In the U.S., the situation appears to be even worse, as a 2006 report by the Washington Post explains that at least 1.5 million Americans are injured, sickened, or killed every single year as a result of prescription drugs. According to data released by the Institute of Medicine (IoM) at that time, at least one hospital patient a day is harmed by a medication error in the U.S. Collectively, the costs of remediating drug-related injuries in the U.S. tops $3.5 billion a year (http://www.washingtonpost.com).

"Everyone in the health-care system knows this is a major problem, but there's been very little action, and it's generally remained on the back burner," said Charles B. Inlander, one of the panel members advising the IoM, to the Washington Post. "With this report, we hope to give everyone involved good, hard information on how they can prevent medication errors, and then create some pressure to have them implement it."

It is estimated that nearly half a million people in the U.S. suffer a medication-related adverse event every year, while as many as 100,000 in the U.S. die annually from adverse drug reactions (http://www.nafwa.org).

Sources for this article include:


Join over four million monthly readers. Your privacy is protected. Unsubscribe at any time.
comments powered by Disqus
Take Action: Support NaturalNews.com by linking back to this article from your website

Permalink to this article:

Embed article link: (copy HTML code below):

Reprinting this article:
Non-commercial use OK, cite NaturalNews.com with clickable link.

Follow Natural News on Facebook, Twitter, Google Plus, and Pinterest

Colloidal Silver

Advertise with NaturalNews...

Support NaturalNews Sponsors:

Advertise with NaturalNews...


Sign up for the FREE Natural News Email Newsletter

Receive breaking news on GMOs, vaccines, fluoride, radiation protection, natural cures, food safety alerts and interviews with the world's top experts on natural health and more.

Join over 7 million monthly readers of NaturalNews.com, the internet's No. 1 natural health news site. (Source: Alexa.com)

Your email address *

Please enter the code you see above*

No Thanks

Already have it and love it!

Natural News supports and helps fund these organizations:

* Required.
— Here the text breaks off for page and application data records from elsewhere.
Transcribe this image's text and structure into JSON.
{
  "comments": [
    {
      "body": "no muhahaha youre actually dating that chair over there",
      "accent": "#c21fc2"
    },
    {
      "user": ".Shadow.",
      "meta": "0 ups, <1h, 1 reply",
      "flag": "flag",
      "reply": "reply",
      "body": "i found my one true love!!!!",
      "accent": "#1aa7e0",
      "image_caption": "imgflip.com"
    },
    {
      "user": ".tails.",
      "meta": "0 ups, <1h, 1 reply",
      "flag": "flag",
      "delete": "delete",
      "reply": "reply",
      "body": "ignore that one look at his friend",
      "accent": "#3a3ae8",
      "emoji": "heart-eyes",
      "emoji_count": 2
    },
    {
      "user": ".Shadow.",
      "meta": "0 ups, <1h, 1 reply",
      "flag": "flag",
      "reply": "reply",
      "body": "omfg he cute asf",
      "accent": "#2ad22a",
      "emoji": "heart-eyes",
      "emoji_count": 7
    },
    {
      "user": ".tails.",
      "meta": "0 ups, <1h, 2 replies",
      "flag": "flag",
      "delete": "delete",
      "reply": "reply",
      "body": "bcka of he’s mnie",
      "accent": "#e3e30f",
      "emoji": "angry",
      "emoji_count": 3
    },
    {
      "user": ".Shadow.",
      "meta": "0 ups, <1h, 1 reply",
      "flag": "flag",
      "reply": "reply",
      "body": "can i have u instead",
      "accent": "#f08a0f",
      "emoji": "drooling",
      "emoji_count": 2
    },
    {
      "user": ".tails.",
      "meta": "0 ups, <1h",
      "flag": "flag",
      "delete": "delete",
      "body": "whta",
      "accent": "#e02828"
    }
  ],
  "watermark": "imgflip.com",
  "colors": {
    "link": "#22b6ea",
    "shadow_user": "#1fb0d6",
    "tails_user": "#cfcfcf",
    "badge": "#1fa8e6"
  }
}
Once you click submit, we will send you an email asking you to confirm your free registration. Your privacy is assured and your information is kept confidential. You may unsubscribe at anytime.